ACEP Response: ACEP believes that the proposal represents a reasonable increase in the performance threshold over the next two years.
- Increasing the additional performance threshold to reward exceptional providers: CMS has an additional bonus an additional to their regular performance threshold. The threshold for this additional bonus increases from 75 points in 2019 to 80 points in 2020 and 85 points in 2021.
ACEP Response: ACEP believes the additional performance threshold should be kept at 80 points for both 2020 and 2021.
- Increasing data completeness requirements for quality performance: CMS is proposing to increase the percentage of data required to be submitted from 60 percent in 2019 to 70 percent in 2020.
ACEP Response: ACEP does not support the proposed increase in the data completeness threshold to 70 percent. We believe that the current threshold of 60 percent is appropriate.

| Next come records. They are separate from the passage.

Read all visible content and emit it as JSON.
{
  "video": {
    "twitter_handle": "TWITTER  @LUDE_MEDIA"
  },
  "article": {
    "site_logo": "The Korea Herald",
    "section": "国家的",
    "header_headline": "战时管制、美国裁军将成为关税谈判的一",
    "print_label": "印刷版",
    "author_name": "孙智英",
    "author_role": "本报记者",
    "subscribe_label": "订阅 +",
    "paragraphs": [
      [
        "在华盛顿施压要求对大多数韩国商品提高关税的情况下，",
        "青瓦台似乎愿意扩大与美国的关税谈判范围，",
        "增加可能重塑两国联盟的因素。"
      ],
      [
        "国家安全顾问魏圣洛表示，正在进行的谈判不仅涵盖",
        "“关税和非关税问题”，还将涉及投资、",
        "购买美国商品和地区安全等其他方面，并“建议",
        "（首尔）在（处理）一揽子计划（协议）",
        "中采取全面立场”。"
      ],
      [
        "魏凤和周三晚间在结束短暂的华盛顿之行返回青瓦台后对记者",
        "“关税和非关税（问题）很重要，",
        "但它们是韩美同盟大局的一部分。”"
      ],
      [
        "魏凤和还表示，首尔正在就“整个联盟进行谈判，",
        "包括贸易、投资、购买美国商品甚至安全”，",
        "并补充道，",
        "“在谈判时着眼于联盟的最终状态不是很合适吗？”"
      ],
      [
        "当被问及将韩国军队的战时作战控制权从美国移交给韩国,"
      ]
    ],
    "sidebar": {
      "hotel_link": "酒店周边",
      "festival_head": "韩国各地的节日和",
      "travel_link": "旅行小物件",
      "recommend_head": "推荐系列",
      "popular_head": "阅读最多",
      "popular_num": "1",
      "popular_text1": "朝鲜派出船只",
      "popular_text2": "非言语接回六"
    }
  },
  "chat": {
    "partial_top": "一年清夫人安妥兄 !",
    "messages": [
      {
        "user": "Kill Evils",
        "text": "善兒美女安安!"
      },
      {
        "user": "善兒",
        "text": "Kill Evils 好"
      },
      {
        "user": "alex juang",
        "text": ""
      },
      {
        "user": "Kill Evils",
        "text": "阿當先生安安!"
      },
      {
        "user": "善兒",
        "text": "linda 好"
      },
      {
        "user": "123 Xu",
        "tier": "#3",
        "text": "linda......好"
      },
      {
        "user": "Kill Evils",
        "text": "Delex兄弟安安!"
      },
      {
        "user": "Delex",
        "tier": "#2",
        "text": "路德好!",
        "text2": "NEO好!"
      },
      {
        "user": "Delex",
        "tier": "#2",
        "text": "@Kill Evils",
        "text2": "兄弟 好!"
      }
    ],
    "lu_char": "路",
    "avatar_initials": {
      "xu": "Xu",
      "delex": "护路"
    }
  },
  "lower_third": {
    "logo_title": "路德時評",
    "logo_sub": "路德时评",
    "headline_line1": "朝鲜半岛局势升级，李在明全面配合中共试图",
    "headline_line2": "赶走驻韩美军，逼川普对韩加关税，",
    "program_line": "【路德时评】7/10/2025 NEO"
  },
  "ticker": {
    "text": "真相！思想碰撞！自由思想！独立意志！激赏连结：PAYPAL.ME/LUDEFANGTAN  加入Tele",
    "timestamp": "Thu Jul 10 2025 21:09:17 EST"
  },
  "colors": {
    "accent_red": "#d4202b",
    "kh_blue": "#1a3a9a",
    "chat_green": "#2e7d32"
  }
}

- Changing the definition of “hospital-based” for groups to be eligible for hardship exemptions for the Promoting Interoperability (EHR) category of MIPS: Currently, clinicians who are considered “hospital-based” as individuals are exempt from the Promoting Interoperability category of MIPS. However, if individual clinicians decide to report as part of a group, they lose the exemption status if even a single group member does not meet the definition of “hospital-based.” ACEP has repeatedly argued that this is unfair as it penalizes hospital-based clinicians who work in multi-specialty groups. CMS is proposing to modify this policy by exempting groups from the Promoting Interoperability category of MIPS as long as 75 percent of individuals in the group meet the definition of hospital-based.
ACEP Response: This is a major win for ACEP. We are extremely appreciative that CMS is proposing to modify this policy in the rule and we strongly urge CMS to finalize this proposal.

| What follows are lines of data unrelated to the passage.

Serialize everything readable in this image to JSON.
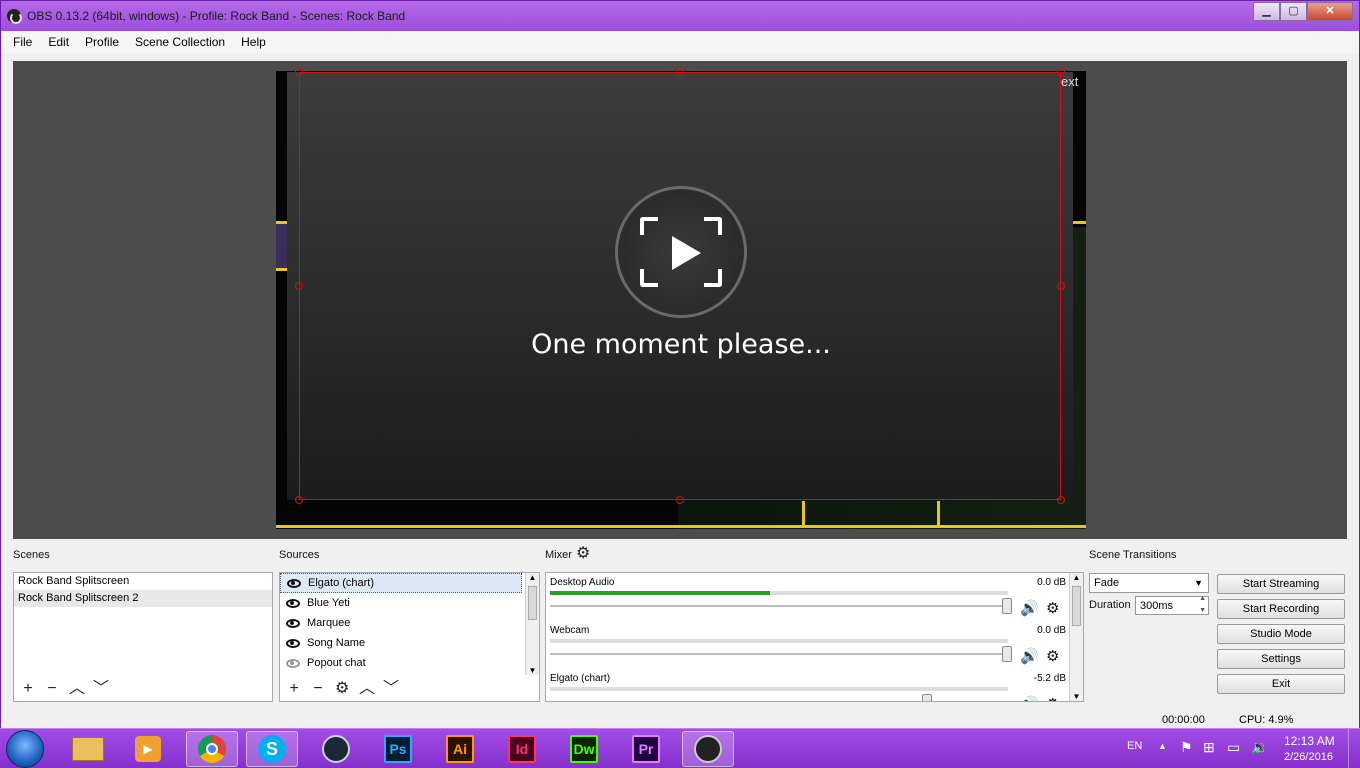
{
  "window": {
    "title": "OBS 0.13.2 (64bit, windows) - Profile: Rock Band - Scenes: Rock Band",
    "controls": {
      "minimize": "▭",
      "maximize": "▢",
      "close": "✕"
    }
  },
  "menu": [
    "File",
    "Edit",
    "Profile",
    "Scene Collection",
    "Help"
  ],
  "preview": {
    "message": "One moment please...",
    "overflow_text": "ext"
  },
  "scenes": {
    "label": "Scenes",
    "items": [
      "Rock Band Splitscreen",
      "Rock Band Splitscreen 2"
    ]
  },
  "sources": {
    "label": "Sources",
    "items": [
      {
        "name": "Elgato (chart)",
        "visible": true
      },
      {
        "name": "Blue Yeti",
        "visible": true
      },
      {
        "name": "Marquee",
        "visible": true
      },
      {
        "name": "Song Name",
        "visible": true
      },
      {
        "name": "Popout chat",
        "visible": false
      }
    ]
  },
  "mixer": {
    "label": "Mixer",
    "channels": [
      {
        "name": "Desktop Audio",
        "db": "0.0 dB",
        "level": 0.48,
        "volume": 1.0
      },
      {
        "name": "Webcam",
        "db": "0.0 dB",
        "level": 0.0,
        "volume": 1.0
      },
      {
        "name": "Elgato (chart)",
        "db": "-5.2 dB",
        "level": 0.0,
        "volume": 0.82
      }
    ]
  },
  "transitions": {
    "label": "Scene Transitions",
    "selected": "Fade",
    "duration_label": "Duration",
    "duration_value": "300ms"
  },
  "controls": {
    "start_streaming": "Start Streaming",
    "start_recording": "Start Recording",
    "studio_mode": "Studio Mode",
    "settings": "Settings",
    "exit": "Exit"
  },
  "status": {
    "time": "00:00:00",
    "cpu": "CPU: 4.9%"
  },
  "taskbar": {
    "apps": [
      "explorer",
      "media-player",
      "chrome",
      "skype",
      "steam",
      "Ps",
      "Ai",
      "Id",
      "Dw",
      "Pr",
      "obs"
    ],
    "lang": "EN",
    "clock_time": "12:13 AM",
    "clock_date": "2/26/2016"
  }
}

- Adding new Qualified Clinical Data Registries (QCDR) requirements: CMS proposes numerous new requirements for both 2020 and 2021 for QCDRs which will have a direct impact on ACEP’s own QCDR, the Clinical Emergency Data Registry.
ACEP Response: ACEP responds to each individual QCDR proposal directly. In general, we are concerned that some of the proposals may make it more difficult and burdensome for QCDRs to participate in MIPS successfully.
- Alternative Payment Model (APM) QPP track, adding other-payer medical homes, and technical changes: CMS is proposing technical changes around how clinicians can qualify for the five percent MACRA bonus for participation in Advanced APMs.
ACEP Response: ACEP is generally concerned that the proposed changes would add unnecessary levels of complexity to an already complicated program. We also strongly encourage CMS to develop more Advanced APMs that our members can directly participate in, starting with ACEP’s APM, the Acute Unscheduled Care Model.
CMS will release the final reg in early November, and we’ll do a deep dive at that time to clarify what the finalized policies will mean for you in 2020.
Until next week, this is Jeffrey saying, enjoy reading regs with your eggs!
If you have any questions or want to weigh in on other regulatory items, feel free to email me: firstname.lastname@example.org.
Jeffrey Davis is the Director of Regulatory Affairs at the American College of Emergency Physicians (ACEP). He manages ACEP’s formal response to federal policies and works with federal agencies and other stakeholders to help advance ACEP’s federal affairs agenda. Prior to that, Jeffrey worked in the Budget Office at the U.S. Department of Health and Human Services for nearly eight years. Jeffrey came to the Government as a Presidential Management Fellow, and in his position in the Budget Office, he advised top level officials on major budgetary and policy considerations within Medicare and prepared detailed analyses of Medicare regulations and legislation. Jeffrey has a Masters of Science in Health Policy and Management from the Harvard T.H. Chan School of Public Health and a Bachelors of Arts degree from Duke University.